But... that's kind of the beauty of it.

No one is really safe, whether you're a new love interest introduced just an episode before or an active and helpful ally to one of the leads who has been a background figure hour after hour... unless you're Red or Elizabeth, you're just a waiting victim of the capriciousness of fate (or the writer's room or your agent's negotiating power).

Still, it wears after a while, which is why Spader is the only element of The Blacklist that is truly interesting and, oddly, redeeming. Red is often cold, calculating, and mercenary, but he exhibits a streak of honor and warmth, particularly when it comes to his immediate cohorts and Elizabeth, that makes him the catchiest character on television in recent years. Despite the great work that folks like Mikkelsen, Spacey, and even McConaughey have done of late, it's James Spader in this schlock drek that has me watching.

Of the regular characters that are still going at my current episode count (which I will NOT disclose in order to avoid kill spoilers), I have to say that Elizabeth's often suspected husband is a bland storyline that I can't wait to see quickly finished.

Also her "by the book" partner who has a "dark side" is more than a little annoying as well. I'd rather have more from Psych's Parminder Nagra. Her often secretive CIA agent is primed for more intrigue, but they barely use her (at least, so far) in any interesting capacity. If the current trend of writing goes, she'll be outed and offed as a double (no, triple... NO! QUADRUPLE!) agent here in a single episode sometime in the near future. Oh well.

Can I recommend The Blacklist?

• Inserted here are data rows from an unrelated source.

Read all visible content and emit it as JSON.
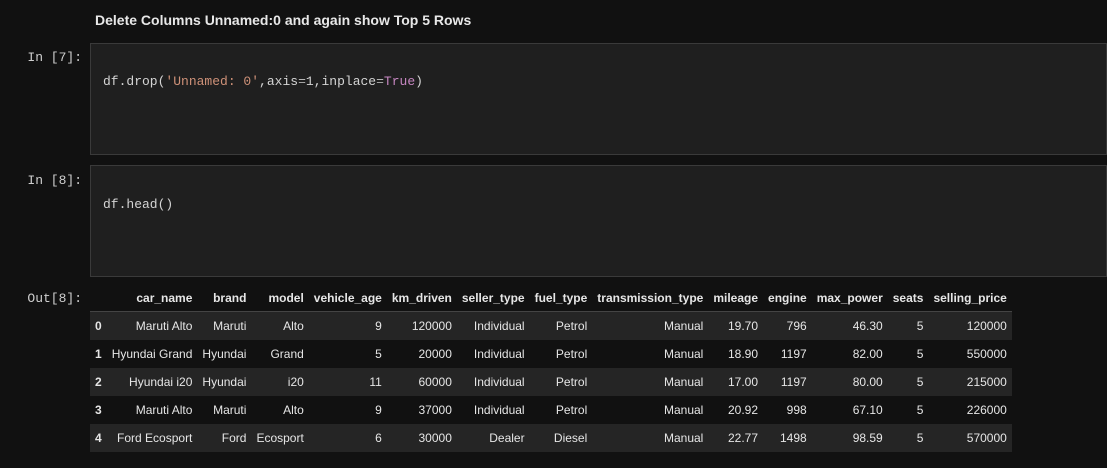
{
  "markdown_heading": "Delete Columns Unnamed:0 and again show Top 5 Rows",
  "cells": [
    {
      "prompt": "In [7]:",
      "code": {
        "prefix": "df.drop(",
        "string": "'Unnamed: 0'",
        "mid1": ",axis",
        "eq1": "=",
        "num": "1",
        "mid2": ",inplace",
        "eq2": "=",
        "kw": "True",
        "suffix": ")"
      }
    },
    {
      "prompt": "In [8]:",
      "code_text": "df.head()"
    }
  ],
  "output": {
    "prompt": "Out[8]:",
    "columns": [
      "",
      "car_name",
      "brand",
      "model",
      "vehicle_age",
      "km_driven",
      "seller_type",
      "fuel_type",
      "transmission_type",
      "mileage",
      "engine",
      "max_power",
      "seats",
      "selling_price"
    ],
    "rows": [
      [
        "0",
        "Maruti Alto",
        "Maruti",
        "Alto",
        "9",
        "120000",
        "Individual",
        "Petrol",
        "Manual",
        "19.70",
        "796",
        "46.30",
        "5",
        "120000"
      ],
      [
        "1",
        "Hyundai Grand",
        "Hyundai",
        "Grand",
        "5",
        "20000",
        "Individual",
        "Petrol",
        "Manual",
        "18.90",
        "1197",
        "82.00",
        "5",
        "550000"
      ],
      [
        "2",
        "Hyundai i20",
        "Hyundai",
        "i20",
        "11",
        "60000",
        "Individual",
        "Petrol",
        "Manual",
        "17.00",
        "1197",
        "80.00",
        "5",
        "215000"
      ],
      [
        "3",
        "Maruti Alto",
        "Maruti",
        "Alto",
        "9",
        "37000",
        "Individual",
        "Petrol",
        "Manual",
        "20.92",
        "998",
        "67.10",
        "5",
        "226000"
      ],
      [
        "4",
        "Ford Ecosport",
        "Ford",
        "Ecosport",
        "6",
        "30000",
        "Dealer",
        "Diesel",
        "Manual",
        "22.77",
        "1498",
        "98.59",
        "5",
        "570000"
      ]
    ]
  }
}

Hmm... that's a tough one. I enjoy it (in small doses), but it really isn't all that great a show overall. It does feature several decent recurring roles, most of whom die off with shocking regularity, my favorite being Lance Reddick (who I loved on Fringe). If you're a big fan of faux-actiony procedurals like NCIS or Bones, The Blacklist is a lot more fun and darker, but despite James Spader's charisma, there are much better shows out there... and more than a few of them are on Netflix.

Until later, Potatoes~